Excerpts from an interface dataset:
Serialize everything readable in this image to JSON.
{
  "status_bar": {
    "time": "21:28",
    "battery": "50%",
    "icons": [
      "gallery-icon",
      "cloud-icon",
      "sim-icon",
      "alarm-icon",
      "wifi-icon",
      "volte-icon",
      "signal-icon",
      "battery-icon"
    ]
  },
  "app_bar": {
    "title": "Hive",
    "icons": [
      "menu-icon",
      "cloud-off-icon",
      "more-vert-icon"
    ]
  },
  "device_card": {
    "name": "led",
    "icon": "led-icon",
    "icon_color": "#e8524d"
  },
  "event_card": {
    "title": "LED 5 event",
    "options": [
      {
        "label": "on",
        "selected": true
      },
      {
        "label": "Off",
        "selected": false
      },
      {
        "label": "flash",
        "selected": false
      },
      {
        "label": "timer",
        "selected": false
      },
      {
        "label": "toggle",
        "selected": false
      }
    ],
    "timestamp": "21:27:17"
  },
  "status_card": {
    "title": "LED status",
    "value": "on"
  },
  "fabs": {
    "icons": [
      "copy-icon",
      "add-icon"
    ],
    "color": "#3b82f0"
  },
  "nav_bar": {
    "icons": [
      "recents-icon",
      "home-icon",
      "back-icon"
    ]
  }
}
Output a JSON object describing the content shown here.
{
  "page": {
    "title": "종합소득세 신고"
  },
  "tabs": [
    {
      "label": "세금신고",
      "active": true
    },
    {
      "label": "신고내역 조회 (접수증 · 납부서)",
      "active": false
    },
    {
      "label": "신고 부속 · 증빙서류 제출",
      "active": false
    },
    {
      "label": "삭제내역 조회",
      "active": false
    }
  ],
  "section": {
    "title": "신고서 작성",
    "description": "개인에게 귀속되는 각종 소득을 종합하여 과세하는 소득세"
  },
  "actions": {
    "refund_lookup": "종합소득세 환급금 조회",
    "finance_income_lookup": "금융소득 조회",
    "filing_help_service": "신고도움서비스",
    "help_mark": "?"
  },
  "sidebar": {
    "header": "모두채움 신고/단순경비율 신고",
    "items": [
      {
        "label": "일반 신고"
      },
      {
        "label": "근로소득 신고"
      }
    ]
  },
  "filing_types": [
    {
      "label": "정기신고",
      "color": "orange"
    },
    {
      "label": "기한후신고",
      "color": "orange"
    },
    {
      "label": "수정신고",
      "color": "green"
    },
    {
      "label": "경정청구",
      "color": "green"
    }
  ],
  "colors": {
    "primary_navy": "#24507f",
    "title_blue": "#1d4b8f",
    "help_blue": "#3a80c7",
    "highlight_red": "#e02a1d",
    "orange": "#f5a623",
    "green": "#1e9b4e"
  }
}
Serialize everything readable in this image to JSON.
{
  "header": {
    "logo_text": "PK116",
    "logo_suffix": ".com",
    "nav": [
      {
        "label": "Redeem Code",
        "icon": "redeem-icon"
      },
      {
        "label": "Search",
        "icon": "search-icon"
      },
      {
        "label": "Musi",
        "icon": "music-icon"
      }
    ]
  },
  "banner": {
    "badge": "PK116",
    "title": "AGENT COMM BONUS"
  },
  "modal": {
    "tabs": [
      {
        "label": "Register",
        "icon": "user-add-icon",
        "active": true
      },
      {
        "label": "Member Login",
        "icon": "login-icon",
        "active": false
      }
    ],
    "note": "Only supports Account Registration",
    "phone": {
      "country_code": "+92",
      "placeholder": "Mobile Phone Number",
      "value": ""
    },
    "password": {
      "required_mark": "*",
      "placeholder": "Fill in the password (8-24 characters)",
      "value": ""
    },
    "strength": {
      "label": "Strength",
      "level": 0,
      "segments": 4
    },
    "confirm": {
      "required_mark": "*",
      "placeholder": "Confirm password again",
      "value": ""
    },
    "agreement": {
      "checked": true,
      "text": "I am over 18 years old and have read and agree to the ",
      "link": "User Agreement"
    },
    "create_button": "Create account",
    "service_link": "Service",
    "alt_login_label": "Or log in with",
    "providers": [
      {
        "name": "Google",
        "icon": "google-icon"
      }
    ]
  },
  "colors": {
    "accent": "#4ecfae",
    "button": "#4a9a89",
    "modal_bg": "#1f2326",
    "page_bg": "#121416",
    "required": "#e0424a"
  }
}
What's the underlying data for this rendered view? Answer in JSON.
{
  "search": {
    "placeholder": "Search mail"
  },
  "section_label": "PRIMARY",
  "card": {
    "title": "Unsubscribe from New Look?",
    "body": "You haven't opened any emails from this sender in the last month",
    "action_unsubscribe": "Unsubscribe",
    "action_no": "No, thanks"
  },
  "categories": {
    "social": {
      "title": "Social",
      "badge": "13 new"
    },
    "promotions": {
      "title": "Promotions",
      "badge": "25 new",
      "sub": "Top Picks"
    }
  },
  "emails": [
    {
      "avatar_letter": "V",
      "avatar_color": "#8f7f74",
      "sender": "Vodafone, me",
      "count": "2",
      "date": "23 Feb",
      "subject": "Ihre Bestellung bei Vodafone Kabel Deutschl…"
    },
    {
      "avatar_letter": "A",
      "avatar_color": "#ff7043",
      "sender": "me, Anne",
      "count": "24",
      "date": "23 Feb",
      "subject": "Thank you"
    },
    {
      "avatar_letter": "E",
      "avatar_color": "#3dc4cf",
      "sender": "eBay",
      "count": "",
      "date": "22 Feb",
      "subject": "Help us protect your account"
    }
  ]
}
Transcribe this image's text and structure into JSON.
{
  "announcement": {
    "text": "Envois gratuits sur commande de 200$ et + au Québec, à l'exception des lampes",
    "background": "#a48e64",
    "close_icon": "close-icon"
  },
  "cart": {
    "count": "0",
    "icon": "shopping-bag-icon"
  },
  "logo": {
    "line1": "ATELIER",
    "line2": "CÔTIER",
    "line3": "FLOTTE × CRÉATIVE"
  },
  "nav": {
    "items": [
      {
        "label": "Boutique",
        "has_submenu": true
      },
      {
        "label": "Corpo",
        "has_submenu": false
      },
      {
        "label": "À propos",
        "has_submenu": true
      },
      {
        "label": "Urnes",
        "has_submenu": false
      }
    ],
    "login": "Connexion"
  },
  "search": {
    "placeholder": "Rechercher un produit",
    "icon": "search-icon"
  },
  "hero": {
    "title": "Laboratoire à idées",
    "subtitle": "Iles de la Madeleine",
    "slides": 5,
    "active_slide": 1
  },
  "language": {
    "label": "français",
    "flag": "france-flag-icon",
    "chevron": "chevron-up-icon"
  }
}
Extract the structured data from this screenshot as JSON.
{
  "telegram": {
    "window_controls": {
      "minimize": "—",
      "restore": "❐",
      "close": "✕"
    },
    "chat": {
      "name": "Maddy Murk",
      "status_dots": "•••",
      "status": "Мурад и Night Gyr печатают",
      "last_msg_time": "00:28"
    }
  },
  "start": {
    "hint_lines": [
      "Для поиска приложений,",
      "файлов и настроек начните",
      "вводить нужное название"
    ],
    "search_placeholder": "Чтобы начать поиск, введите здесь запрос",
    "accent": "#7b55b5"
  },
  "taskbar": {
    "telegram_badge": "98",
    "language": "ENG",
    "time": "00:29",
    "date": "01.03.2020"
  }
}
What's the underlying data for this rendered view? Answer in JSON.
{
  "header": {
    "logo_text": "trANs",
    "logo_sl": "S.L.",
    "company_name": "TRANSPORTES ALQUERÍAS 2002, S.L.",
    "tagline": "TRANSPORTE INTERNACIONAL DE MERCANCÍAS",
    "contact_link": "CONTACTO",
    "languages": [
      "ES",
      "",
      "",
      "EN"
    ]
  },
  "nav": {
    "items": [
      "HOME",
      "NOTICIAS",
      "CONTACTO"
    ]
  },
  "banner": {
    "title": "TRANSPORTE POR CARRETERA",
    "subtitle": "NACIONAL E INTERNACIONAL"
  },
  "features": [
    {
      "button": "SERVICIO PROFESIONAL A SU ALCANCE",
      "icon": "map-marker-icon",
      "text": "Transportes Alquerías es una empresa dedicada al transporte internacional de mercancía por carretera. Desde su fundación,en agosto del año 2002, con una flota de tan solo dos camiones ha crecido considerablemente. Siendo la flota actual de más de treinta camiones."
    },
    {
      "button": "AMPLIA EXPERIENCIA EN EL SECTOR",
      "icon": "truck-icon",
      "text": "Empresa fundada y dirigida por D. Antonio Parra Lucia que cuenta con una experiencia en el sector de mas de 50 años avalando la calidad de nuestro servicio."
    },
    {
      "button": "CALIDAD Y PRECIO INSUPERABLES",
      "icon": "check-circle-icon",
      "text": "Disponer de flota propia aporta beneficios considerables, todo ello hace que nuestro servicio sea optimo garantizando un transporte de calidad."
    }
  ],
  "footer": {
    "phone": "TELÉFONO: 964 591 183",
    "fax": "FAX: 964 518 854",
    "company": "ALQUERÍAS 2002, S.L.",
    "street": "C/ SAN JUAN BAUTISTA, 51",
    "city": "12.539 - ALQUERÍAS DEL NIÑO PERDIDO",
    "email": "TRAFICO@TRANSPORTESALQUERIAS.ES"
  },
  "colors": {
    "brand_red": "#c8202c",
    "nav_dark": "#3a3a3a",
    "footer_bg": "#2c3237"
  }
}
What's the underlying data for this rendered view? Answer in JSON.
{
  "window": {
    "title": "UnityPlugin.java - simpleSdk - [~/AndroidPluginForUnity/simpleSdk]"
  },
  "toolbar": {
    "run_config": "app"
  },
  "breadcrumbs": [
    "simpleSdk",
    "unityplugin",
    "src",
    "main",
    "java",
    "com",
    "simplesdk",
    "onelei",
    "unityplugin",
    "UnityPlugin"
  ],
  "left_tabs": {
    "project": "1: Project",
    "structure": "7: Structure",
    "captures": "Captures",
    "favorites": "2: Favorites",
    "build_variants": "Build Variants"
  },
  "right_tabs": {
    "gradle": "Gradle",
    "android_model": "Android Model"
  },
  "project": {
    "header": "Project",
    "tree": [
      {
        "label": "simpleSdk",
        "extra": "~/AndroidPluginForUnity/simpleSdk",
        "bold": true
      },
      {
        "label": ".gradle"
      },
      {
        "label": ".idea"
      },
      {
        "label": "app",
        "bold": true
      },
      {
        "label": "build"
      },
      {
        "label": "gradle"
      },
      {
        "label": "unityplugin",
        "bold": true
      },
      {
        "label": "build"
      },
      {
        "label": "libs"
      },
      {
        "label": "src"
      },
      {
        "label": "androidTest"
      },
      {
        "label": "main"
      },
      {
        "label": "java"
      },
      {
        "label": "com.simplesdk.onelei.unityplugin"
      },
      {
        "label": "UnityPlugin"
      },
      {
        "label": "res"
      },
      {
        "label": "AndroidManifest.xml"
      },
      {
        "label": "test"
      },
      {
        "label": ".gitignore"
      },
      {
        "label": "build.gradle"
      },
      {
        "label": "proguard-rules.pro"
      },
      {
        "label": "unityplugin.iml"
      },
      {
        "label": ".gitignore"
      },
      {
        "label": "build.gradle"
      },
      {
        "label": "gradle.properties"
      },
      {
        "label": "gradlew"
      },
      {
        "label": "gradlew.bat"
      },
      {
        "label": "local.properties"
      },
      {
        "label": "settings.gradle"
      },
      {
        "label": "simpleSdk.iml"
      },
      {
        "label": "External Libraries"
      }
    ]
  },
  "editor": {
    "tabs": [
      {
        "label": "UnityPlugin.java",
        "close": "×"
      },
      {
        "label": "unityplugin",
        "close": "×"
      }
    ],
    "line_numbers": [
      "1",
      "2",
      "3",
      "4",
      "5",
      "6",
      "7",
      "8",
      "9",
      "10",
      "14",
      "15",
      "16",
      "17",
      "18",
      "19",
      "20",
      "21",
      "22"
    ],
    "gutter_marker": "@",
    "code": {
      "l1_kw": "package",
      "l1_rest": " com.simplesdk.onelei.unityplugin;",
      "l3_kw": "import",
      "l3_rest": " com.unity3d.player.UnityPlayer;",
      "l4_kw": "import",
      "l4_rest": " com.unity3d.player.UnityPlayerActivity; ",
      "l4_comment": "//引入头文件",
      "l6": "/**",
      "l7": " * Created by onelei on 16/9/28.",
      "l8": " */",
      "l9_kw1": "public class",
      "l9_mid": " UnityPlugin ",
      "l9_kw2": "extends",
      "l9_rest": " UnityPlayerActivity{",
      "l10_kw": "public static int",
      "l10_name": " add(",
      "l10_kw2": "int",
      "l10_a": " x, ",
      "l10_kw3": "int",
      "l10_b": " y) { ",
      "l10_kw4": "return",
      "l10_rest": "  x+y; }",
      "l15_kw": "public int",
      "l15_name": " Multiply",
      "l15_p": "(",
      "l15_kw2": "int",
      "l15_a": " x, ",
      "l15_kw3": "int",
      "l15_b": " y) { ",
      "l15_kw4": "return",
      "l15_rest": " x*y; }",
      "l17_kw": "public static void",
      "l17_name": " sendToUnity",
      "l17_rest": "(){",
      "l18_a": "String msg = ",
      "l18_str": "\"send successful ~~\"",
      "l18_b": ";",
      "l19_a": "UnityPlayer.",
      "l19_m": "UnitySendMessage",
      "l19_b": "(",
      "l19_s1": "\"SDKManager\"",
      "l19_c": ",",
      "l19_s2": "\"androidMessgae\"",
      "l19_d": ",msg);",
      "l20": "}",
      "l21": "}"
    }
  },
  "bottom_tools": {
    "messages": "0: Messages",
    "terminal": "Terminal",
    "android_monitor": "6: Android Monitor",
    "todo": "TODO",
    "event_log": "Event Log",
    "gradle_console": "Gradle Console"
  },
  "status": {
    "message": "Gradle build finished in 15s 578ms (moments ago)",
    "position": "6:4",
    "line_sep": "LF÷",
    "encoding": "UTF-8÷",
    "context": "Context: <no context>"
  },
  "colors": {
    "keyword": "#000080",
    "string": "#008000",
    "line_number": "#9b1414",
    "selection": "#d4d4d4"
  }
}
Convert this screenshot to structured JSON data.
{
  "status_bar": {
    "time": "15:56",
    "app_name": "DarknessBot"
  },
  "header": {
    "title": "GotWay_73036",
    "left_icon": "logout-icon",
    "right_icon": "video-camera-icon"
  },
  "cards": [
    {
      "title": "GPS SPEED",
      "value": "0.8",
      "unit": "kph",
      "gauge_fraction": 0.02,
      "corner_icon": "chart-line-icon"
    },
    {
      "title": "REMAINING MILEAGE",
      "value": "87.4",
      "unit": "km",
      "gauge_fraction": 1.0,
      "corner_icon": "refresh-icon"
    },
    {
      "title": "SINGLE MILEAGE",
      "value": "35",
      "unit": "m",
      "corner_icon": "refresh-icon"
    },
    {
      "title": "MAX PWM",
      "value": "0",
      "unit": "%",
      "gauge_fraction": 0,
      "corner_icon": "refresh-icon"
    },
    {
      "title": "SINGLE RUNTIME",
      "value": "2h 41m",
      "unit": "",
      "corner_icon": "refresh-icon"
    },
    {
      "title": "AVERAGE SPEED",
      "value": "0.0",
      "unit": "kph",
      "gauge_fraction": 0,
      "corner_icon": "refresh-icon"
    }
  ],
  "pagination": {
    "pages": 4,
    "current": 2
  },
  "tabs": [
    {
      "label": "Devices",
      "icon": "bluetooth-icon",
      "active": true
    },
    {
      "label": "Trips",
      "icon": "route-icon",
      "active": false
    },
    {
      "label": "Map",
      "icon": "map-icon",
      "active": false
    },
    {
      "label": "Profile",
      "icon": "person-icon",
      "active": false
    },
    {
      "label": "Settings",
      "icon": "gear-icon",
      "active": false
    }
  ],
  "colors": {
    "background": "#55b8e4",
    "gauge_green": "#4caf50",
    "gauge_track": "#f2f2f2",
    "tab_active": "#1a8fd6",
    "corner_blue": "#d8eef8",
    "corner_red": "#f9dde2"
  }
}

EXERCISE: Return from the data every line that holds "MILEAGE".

EXPECTED OUTPUT:
      "title": "REMAINING MILEAGE",
      "title": "SINGLE MILEAGE",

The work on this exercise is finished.